Statistical figures regarding the percentage of left-handers among the population vary greatly. “In the past investigations yielded rather low results, whereas recent enquiries have generally yielded higher percentages (up to 50 %). There are, of course, many reasons for discrepancies, such as the statistical method used (self-assessment, questioning, observation, examination) and the standard applied (strict or vague). Also, it is important to know under which heading the converted left-handers (pseudo-right-hander) were counted (if this can be found out at all afterwards). The last-mentioned point is closely connected with the fact that in certain periods left-handedness was regarded as something inferior, of which parents felt their child must be cured. Later in life the poor creature deliberately suppressed this “blame” and concealed it from others.” (Sattler, J.B. Links und Rechts in der Wahrnehmung des Menschen. Zur Geschichte der Linkshändigkeit, p. 242 [meaning: Left and Right in the perception of human beings.
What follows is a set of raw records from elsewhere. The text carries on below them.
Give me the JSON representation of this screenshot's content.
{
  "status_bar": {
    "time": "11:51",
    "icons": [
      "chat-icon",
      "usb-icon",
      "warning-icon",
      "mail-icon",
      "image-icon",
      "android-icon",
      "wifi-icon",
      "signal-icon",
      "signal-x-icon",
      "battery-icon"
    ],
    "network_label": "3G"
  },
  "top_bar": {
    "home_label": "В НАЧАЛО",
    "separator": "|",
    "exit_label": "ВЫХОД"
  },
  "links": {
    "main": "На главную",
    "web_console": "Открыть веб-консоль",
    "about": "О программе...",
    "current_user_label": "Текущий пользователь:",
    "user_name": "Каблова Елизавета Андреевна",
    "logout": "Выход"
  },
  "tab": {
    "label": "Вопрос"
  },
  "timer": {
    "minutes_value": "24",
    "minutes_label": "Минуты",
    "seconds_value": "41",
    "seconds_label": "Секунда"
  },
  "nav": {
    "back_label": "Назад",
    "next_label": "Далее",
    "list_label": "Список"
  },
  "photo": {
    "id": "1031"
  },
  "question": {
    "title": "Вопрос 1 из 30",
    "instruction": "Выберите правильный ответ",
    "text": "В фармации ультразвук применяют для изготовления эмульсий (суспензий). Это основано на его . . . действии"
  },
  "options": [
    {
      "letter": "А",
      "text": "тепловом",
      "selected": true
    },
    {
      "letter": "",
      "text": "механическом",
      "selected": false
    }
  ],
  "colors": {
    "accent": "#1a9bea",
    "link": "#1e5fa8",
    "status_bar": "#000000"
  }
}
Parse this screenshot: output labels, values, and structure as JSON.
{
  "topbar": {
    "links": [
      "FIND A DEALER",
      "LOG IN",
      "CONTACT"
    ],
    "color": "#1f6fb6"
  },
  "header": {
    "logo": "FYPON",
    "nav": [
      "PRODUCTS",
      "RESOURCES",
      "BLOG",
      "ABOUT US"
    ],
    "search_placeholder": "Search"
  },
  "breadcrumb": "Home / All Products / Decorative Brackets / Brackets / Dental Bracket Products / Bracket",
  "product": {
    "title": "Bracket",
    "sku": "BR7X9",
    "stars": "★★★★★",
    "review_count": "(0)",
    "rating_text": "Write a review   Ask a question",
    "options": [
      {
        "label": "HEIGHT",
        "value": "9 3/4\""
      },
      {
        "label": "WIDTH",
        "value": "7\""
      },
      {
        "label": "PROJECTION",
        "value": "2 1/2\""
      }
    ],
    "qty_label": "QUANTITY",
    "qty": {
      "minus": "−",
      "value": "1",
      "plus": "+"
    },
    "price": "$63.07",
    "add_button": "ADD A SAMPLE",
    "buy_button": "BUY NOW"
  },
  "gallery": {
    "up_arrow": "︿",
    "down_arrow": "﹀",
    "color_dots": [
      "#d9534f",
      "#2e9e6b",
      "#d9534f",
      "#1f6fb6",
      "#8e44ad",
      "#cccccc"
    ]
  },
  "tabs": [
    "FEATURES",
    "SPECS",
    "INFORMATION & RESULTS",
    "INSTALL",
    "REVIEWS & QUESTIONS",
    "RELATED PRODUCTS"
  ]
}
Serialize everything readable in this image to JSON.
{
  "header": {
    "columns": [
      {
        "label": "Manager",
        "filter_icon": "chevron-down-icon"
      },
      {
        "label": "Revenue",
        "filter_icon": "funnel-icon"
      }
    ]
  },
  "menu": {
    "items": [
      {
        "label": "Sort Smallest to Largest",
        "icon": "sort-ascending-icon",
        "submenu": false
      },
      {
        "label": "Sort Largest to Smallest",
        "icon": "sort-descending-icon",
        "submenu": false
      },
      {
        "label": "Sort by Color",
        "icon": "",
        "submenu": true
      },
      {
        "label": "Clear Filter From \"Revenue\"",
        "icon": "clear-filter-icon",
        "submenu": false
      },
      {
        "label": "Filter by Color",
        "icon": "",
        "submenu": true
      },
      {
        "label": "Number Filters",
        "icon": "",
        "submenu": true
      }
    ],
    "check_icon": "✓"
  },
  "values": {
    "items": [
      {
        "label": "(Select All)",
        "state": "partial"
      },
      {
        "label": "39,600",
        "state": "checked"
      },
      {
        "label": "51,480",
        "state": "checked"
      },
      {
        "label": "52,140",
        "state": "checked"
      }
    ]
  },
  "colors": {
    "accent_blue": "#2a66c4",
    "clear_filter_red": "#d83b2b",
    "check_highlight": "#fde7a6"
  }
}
Comments on the history of left-handedness])

Enquiries conducted by the Wilhelmshaven (Northern Germany) labor office yielded a statistical portion of left-handers of 22.2 %, however, converted left-handers could not be recorded accurately. (Sattler, The Converted Left-Hander, page 134 f.). Some scientists believe that the percentages of left-handers and right-handers may be 50 : 50.

See also “Some Thoughts after Confronting the Data Accumulated and the Research Studies” (Sattler, The Converted Left-Hander, page 357 f.). and the article “‘Ambidextrous People’ are Brain-Damaged” taken from the Münchener Medizinische Wochenschrift (reprinted in Sattler, The Converted Left-Hander, pp. 350-356).

Our work showed again and again the significant role that learning processes played in the socialization of a child. Only cooperation with the Interest Group for Left-Handers, the Consulting and Information Center for Left-Handers and Converted Left-Handers and the research project regarding left-handedness and the consequences of converting handedness made it possible to carry out basic research in an empirical way. The benefits of this practical type of research may be outside the range of university work where heterogeneous groups of left-handers are hardly available for the recording of research data. The combination of practical work and theories developed probably yielded in the most comprehensive data collection in the world about left-handers from mixed groups, regarding both number and scientific findings (Sattler, J.B., Links und Rechts in der Wahrnehmung des Menschen. Zur Geschichte der Linkshändigkeit, S. 23).